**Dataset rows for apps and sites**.
====================

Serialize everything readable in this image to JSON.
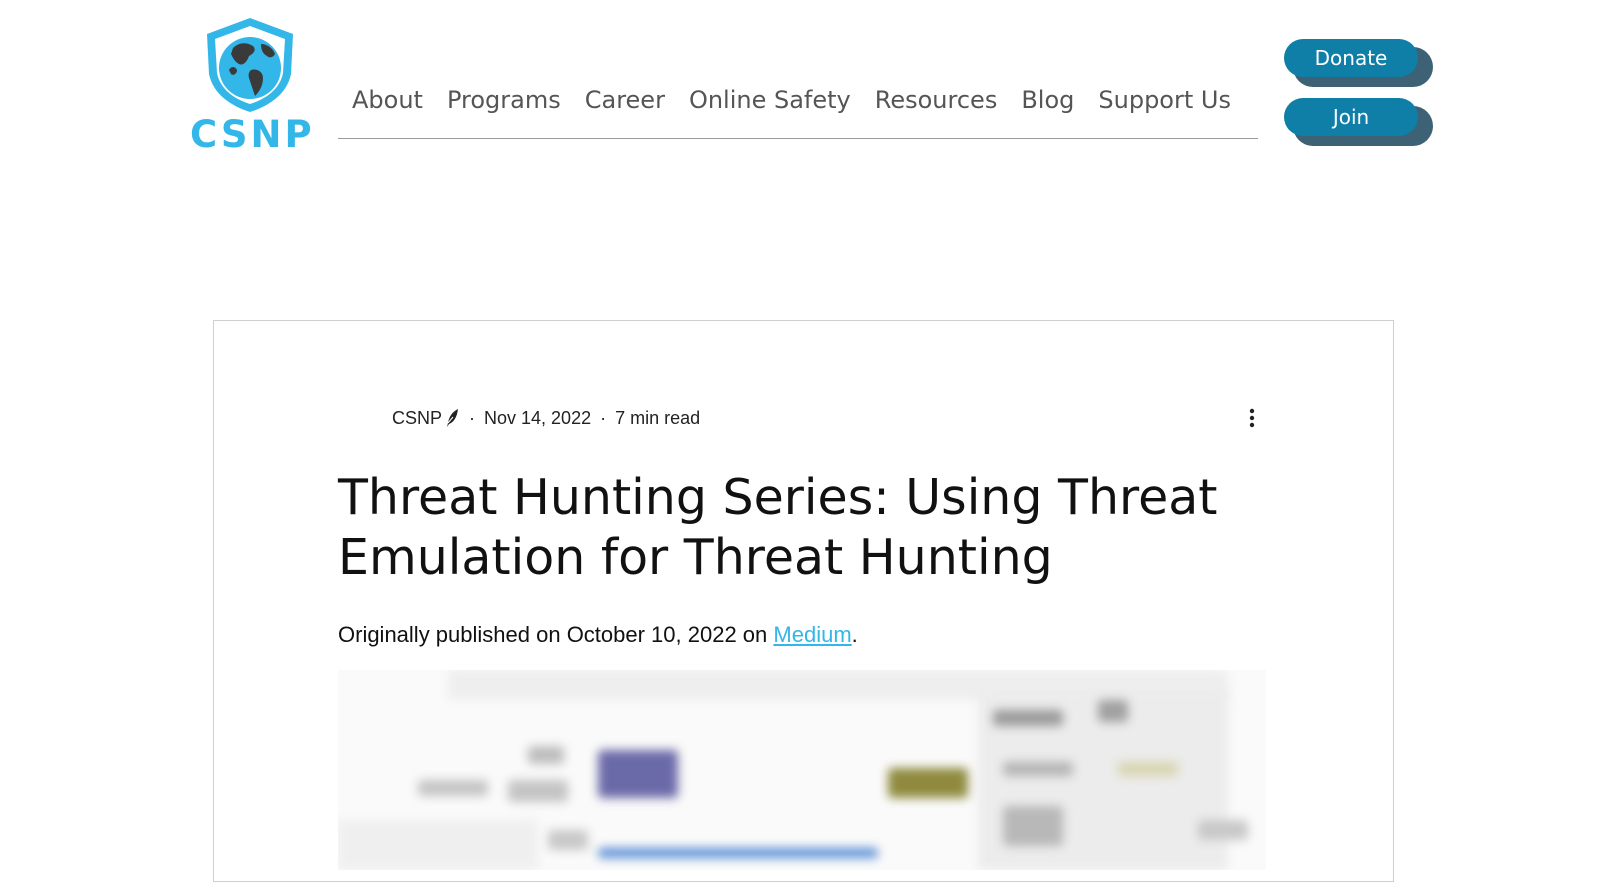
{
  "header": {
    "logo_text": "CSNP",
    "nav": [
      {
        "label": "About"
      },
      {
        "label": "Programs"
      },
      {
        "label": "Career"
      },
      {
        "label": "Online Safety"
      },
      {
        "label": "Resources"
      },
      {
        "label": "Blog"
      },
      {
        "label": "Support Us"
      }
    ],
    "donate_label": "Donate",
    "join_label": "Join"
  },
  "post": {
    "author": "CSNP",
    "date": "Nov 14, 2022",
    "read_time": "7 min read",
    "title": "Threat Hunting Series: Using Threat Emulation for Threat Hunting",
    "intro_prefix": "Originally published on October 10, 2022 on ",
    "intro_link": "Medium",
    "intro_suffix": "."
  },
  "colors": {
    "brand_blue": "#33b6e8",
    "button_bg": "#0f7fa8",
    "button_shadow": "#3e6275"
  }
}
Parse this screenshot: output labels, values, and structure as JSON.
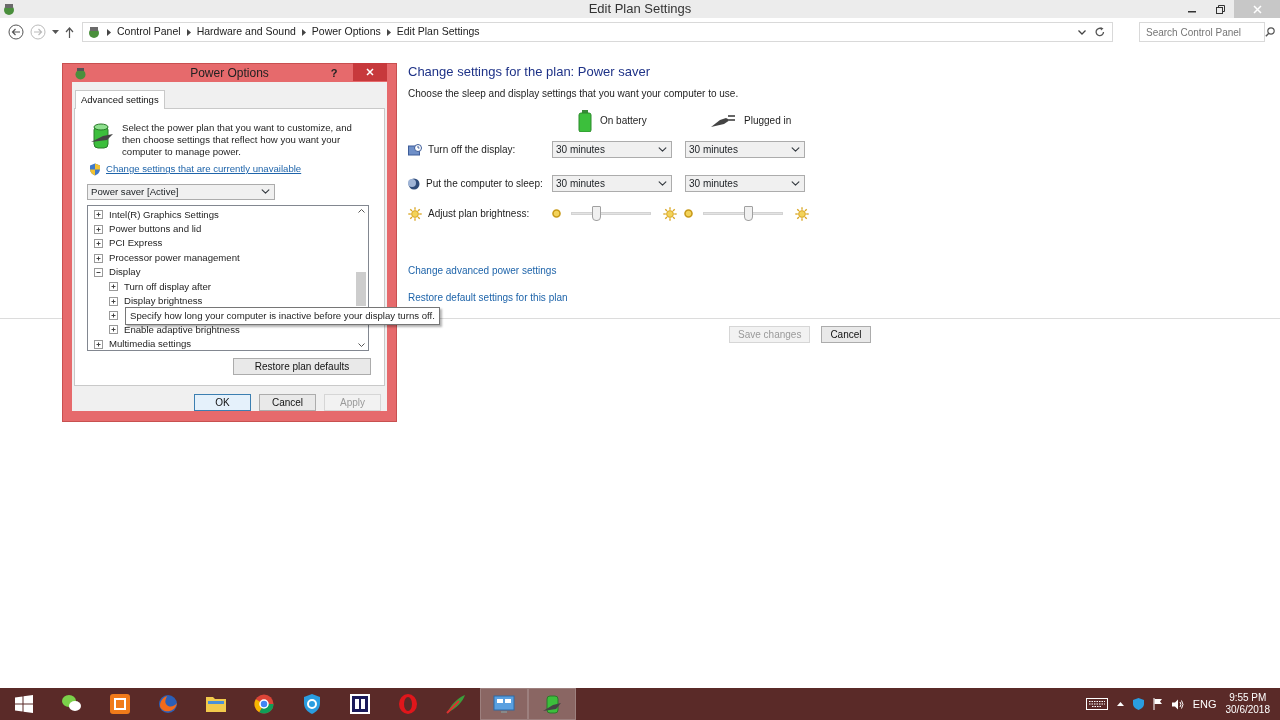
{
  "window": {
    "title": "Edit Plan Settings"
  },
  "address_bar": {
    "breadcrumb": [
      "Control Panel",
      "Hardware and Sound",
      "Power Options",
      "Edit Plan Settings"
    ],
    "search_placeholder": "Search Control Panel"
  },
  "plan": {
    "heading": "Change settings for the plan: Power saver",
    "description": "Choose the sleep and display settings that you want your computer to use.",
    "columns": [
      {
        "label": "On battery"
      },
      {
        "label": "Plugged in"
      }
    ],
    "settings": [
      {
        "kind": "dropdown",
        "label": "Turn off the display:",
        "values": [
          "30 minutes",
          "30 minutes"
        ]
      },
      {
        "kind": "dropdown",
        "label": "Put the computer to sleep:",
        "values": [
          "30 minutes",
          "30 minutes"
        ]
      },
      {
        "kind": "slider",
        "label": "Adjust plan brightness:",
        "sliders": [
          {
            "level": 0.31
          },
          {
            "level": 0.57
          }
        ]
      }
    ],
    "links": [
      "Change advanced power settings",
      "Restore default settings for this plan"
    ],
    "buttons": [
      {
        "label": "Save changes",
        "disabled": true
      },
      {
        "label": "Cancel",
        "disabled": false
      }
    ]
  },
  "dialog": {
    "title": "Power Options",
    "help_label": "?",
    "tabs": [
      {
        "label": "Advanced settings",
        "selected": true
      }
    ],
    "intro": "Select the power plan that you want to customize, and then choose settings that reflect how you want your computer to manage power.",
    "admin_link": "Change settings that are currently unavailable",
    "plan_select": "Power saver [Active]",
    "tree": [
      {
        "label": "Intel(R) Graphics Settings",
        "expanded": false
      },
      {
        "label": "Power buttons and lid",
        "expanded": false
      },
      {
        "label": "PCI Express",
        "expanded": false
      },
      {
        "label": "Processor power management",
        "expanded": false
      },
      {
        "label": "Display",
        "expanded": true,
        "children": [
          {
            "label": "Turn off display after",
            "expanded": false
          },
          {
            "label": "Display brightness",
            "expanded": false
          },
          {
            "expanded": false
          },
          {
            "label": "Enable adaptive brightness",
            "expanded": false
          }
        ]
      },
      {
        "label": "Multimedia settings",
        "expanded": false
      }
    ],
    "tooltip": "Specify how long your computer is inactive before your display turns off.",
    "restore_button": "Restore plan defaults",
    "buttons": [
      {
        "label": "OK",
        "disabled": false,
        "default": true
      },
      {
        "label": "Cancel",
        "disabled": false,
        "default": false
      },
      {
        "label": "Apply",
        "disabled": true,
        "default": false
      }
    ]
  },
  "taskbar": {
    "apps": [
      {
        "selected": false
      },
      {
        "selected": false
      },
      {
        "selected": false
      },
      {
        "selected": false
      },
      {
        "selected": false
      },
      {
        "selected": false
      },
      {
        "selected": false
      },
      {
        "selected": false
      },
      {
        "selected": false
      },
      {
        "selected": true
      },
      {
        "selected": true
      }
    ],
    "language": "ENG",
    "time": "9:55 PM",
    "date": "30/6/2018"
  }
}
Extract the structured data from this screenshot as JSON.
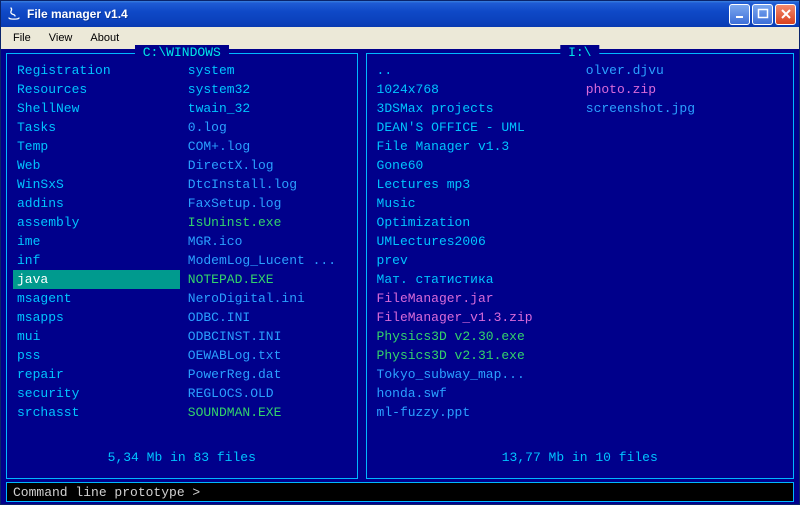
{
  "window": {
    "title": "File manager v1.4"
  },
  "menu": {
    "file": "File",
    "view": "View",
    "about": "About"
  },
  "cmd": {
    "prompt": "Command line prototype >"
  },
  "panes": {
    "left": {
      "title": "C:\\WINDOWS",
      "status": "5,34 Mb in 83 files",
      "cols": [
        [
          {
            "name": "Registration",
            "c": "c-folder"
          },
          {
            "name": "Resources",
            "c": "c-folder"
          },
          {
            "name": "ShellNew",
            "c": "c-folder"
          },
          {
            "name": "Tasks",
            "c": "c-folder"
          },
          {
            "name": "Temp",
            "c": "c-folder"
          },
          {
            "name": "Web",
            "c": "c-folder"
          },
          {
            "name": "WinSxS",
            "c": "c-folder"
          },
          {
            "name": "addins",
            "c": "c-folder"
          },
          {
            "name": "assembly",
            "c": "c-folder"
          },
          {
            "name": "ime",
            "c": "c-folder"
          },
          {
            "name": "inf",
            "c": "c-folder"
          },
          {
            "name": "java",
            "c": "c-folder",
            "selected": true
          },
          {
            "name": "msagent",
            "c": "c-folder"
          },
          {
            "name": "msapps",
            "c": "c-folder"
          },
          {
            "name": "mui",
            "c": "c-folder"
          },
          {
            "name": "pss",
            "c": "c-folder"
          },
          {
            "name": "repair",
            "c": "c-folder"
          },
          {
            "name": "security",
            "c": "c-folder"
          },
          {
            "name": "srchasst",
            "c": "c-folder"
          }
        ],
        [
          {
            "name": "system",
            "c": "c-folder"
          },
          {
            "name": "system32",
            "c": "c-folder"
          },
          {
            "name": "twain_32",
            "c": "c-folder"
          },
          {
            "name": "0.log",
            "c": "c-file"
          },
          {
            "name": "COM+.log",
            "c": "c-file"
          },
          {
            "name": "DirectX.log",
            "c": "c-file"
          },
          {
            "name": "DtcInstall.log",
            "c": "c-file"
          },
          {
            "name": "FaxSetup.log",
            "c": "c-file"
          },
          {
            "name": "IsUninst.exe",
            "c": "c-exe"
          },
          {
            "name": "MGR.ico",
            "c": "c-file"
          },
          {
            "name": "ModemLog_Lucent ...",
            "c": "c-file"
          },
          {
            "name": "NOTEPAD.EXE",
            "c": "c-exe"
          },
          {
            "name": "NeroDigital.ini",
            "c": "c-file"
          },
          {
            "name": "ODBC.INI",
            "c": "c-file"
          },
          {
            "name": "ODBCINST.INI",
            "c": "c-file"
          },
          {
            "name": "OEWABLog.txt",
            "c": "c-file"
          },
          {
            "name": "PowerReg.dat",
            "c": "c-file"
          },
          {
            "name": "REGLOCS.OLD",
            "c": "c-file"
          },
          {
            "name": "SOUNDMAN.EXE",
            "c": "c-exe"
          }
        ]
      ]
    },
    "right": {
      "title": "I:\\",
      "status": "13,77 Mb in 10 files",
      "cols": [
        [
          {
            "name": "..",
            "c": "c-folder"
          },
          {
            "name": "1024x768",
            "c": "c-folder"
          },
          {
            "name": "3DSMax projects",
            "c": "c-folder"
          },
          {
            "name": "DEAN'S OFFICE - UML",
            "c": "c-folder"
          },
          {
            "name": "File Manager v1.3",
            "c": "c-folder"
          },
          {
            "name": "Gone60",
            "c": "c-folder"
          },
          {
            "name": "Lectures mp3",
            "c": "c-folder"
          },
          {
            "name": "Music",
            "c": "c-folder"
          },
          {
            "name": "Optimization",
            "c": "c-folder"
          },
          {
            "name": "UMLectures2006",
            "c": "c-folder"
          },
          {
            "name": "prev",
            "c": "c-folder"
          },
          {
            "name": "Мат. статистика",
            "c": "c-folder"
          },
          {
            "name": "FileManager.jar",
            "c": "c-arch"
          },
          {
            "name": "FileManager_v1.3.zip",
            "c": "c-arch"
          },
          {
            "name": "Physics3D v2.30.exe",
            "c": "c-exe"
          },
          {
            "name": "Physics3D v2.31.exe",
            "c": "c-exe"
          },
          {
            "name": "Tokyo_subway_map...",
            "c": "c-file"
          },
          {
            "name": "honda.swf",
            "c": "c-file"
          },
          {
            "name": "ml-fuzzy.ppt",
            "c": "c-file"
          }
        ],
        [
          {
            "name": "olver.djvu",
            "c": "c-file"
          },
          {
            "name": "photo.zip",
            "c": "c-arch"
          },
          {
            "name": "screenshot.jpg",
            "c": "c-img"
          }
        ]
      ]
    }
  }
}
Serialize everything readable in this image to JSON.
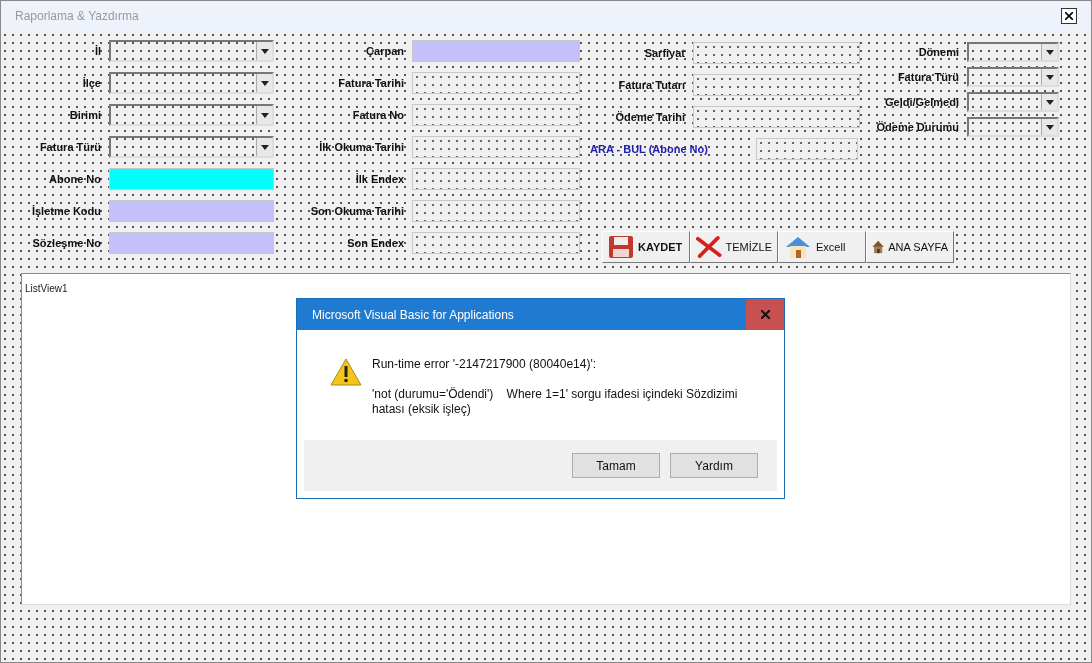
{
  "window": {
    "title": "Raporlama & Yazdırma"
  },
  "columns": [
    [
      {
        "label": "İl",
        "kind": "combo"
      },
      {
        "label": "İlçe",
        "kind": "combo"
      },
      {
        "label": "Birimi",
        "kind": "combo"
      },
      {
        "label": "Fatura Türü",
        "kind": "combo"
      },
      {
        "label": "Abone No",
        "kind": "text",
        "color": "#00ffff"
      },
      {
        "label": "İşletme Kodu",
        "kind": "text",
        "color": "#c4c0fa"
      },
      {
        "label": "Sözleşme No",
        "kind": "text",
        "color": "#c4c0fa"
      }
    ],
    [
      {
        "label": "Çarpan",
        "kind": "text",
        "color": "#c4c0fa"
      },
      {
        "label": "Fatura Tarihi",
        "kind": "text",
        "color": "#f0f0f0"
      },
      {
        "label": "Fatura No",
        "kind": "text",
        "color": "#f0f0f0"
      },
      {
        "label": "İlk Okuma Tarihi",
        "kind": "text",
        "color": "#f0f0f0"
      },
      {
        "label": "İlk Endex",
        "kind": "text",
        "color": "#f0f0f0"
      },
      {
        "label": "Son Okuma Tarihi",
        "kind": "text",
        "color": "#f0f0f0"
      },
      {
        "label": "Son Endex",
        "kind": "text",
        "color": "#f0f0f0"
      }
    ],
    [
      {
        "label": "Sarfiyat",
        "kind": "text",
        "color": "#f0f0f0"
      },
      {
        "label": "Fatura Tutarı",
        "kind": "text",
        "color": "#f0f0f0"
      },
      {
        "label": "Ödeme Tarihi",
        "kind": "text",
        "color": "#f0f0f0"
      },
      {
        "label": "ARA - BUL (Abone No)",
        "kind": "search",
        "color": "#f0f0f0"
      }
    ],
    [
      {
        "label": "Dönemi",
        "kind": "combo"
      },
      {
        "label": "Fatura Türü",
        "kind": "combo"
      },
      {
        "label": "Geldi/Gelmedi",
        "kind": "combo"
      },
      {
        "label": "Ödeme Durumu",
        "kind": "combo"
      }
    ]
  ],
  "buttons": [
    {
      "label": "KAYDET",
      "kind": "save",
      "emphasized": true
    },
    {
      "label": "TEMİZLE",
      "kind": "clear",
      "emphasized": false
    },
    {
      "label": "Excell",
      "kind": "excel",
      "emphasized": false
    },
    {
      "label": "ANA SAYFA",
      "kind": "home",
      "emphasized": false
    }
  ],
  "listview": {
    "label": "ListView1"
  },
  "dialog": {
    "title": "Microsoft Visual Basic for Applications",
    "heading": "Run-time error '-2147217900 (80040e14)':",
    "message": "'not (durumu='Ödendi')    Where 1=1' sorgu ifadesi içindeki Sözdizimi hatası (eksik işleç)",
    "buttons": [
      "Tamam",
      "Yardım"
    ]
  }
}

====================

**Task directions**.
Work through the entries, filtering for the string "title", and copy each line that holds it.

**Response**.
    "title": "Threat Hunting Series: Using Threat Emulation for Threat Hunting",
    "title": "Edit Plan Settings"
    "title": "Power Options",
    "title": "File manager v1.4"
      "title": "C:\\WINDOWS",
      "title": "I:\\",
    "title": "Raporlama & Yazdırma"
    "title": "Microsoft Visual Basic for Applications",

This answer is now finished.